One failing of much of the current work is that it is largely uninformed by the 2,000-plus years of writing on deception that has already been done by many of our greatest thinkers. Denery’s book is noteworthy because it is the first systematic study of the history of Western thought on the subject. Most studies of lying nod to Plato’s idea of the gennaios pseudos, or "noble lie," and perhaps to Augustine’s detailed classification of lies or to his controversial suggestion that "it is not a lie when truth is passed over in silence." And just about everyone mentions Kant’s almost universally contested thesis that it is always wrong to lie, even to a murderer at the door.
But Denery takes a close look at lesser-known thinkers as well, such as John Chrysostom, a fourth-century archbishop, some of whose homilies discuss the Devil’s lies to Eve through her conversation with the serpent. Eve was chosen by the Devil because, as a woman, she was more likely to believe his lies, according to Chrysostom, and Denery devotes an entire chapter—perhaps the best and most surprising in the book—to the proposition, popular in Western history, that "there are liars and there are women, and every woman is a liar." Almost every Western theological philosopher traces the deceptive character of women back to Eve, but who knew that Tertullian wrote a third-century treatise, On Female Apparel, attacking, among other things, makeup?
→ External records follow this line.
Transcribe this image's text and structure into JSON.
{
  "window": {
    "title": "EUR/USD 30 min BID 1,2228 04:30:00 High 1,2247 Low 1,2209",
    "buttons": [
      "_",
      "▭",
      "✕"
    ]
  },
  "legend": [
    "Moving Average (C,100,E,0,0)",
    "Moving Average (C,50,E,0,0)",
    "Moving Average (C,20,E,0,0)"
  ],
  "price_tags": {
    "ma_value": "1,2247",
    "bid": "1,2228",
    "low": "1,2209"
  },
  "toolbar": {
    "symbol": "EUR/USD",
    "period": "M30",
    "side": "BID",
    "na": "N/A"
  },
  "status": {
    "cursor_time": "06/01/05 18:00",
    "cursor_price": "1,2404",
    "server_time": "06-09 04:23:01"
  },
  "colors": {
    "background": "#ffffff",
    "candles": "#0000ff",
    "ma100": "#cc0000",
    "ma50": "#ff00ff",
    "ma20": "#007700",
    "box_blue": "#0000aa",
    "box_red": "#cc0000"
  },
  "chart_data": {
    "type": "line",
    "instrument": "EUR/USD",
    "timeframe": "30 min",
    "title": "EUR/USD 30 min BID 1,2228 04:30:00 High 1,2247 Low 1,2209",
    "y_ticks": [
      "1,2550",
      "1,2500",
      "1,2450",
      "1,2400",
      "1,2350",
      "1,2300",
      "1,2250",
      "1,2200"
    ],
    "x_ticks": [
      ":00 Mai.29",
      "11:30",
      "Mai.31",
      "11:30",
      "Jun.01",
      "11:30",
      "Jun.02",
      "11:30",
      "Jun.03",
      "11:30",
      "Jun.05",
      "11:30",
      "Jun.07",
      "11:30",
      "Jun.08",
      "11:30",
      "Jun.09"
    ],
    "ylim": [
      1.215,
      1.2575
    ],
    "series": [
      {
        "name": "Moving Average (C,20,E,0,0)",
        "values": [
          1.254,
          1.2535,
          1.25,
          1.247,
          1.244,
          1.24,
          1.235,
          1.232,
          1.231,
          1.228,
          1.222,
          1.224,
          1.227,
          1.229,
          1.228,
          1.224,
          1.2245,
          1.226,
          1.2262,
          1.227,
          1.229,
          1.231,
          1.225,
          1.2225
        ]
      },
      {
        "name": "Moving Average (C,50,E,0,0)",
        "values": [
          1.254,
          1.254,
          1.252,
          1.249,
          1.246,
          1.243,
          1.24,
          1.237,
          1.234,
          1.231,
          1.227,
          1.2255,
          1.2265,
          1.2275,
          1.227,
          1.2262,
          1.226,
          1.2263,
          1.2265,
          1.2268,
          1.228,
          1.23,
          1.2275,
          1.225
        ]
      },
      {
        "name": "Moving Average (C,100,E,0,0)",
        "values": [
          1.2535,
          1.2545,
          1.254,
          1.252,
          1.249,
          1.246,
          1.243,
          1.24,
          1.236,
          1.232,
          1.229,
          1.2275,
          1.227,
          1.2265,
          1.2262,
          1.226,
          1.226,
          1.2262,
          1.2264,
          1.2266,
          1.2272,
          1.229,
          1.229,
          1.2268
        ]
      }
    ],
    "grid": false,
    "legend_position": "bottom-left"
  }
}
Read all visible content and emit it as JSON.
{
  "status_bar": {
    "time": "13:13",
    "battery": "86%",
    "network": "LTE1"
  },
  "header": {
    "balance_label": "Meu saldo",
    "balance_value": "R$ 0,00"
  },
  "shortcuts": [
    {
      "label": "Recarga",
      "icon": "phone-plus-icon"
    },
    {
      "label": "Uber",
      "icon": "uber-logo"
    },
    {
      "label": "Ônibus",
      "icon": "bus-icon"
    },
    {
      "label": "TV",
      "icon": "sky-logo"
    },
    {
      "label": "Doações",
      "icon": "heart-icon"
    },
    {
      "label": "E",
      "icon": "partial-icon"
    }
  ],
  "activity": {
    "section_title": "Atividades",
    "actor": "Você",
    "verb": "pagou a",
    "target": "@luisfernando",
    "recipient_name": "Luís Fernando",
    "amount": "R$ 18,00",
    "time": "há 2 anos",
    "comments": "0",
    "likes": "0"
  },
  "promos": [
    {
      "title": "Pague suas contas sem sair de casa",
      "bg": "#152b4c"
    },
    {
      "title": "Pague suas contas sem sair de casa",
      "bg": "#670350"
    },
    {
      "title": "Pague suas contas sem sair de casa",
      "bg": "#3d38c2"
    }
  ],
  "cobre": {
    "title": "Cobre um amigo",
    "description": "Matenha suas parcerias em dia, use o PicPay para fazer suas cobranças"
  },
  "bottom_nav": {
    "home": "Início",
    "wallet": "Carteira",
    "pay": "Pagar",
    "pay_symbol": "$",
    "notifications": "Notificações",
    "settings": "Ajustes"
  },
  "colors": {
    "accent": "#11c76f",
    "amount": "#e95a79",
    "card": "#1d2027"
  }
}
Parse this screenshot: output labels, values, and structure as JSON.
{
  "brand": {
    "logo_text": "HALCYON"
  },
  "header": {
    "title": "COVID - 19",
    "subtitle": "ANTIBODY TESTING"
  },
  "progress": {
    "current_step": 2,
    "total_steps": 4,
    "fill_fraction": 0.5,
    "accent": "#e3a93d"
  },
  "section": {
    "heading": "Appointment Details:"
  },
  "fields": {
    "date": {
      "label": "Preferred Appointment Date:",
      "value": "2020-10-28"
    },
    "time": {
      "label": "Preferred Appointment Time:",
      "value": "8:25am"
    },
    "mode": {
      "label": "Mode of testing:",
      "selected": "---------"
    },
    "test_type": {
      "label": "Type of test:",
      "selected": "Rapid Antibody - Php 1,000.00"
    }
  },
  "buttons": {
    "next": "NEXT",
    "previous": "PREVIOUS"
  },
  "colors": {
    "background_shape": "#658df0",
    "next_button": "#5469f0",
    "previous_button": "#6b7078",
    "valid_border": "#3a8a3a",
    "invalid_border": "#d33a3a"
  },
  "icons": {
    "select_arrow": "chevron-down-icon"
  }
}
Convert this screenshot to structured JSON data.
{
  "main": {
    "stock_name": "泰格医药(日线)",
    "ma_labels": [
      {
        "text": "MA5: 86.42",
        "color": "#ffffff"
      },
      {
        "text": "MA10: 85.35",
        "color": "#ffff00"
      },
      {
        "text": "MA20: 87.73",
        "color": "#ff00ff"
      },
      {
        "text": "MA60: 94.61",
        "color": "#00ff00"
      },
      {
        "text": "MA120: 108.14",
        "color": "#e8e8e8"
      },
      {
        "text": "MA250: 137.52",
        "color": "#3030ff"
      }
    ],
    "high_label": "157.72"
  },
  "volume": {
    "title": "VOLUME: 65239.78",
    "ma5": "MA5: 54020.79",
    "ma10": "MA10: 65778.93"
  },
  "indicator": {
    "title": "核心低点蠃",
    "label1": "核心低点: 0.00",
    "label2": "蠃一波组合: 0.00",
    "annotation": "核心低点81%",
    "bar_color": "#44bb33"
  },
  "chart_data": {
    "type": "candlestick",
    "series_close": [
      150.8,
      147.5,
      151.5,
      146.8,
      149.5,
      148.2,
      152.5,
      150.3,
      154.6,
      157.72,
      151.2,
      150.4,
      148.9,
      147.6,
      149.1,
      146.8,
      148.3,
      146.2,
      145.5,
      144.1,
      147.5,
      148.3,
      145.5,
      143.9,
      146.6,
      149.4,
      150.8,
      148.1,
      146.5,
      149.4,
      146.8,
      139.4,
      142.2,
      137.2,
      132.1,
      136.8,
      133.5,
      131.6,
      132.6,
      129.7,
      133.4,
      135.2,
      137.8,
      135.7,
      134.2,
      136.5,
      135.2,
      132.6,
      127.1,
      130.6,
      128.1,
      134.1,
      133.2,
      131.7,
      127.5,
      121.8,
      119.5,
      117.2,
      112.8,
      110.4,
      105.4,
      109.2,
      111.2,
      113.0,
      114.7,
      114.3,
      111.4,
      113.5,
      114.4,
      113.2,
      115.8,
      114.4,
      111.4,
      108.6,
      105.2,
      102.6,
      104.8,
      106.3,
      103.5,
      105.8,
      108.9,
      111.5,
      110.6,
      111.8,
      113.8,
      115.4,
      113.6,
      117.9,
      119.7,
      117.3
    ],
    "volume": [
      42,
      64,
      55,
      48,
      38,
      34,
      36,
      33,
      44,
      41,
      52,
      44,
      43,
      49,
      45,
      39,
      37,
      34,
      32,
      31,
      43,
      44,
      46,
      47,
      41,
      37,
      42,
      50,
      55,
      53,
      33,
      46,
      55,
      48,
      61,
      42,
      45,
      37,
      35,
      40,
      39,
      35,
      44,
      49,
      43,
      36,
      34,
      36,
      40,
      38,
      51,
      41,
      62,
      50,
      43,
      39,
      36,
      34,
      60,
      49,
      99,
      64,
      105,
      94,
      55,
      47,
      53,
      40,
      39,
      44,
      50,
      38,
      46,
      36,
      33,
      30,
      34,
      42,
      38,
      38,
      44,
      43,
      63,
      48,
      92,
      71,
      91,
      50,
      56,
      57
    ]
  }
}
Denery explores analyses of an enormous variety of deceptions, and does so with an erudition that is never pedantic or monotonous. He is an entertaining writer, with a healthy skepticism about the dogmatic condemnation of lying as always, or even mostly, morally blameworthy.
His most ambitious thesis is a genealogical one, in Nietzsche’s sense of the word (I think Nietzsche would have loved this book): that our Western understanding of deception has undergone a radical change from Augustine’s time to Rousseau’s. For Augustine, lying is always wrong and is an expression of our fallen state; for Rousseau, "the occasional lie" can be justified because we have been forced into deception by our decadent society. "If there is a before and an after in the history of lying, then Rousseau’s Discourses may well mark the moment when the one becomes the other," Denery writes. "With Rousseau, deception and lying become natural problems, problems with natural causes and, hopefully, natural solutions."
Indeed, Rousseau proposes some solutions in Émile, his treatise on the education of children, when he insists that—contrary to the notions of his own day, but in agreement with psychological research in the 21st century—most children lie because they are coerced into doing so by their own parents. I have called these "broken-cookie-jar lies": What kind of deceptive behavior is a parent engaging in when he or she asks a young child, caught with a cookie in hand and a broken jar on the floor: "Now, who is responsible for that?"
Every scholar who works on deception must read Denery’s book, as should anyone who has an interest in the long tradition of vilification of women as the deceptive sex. And now that Denery has taken us all the way to the Enlightenment, we can only hope that there will be a follow-up volume: The Devil Wins Again: Lying From the Enlightenment to the Present Day.
Clancy Martin is a professor of philosophy at the University of Missouri at Kansas City. His latest book, Love and Lies, will appear from Farrar, Straus and Giroux in February.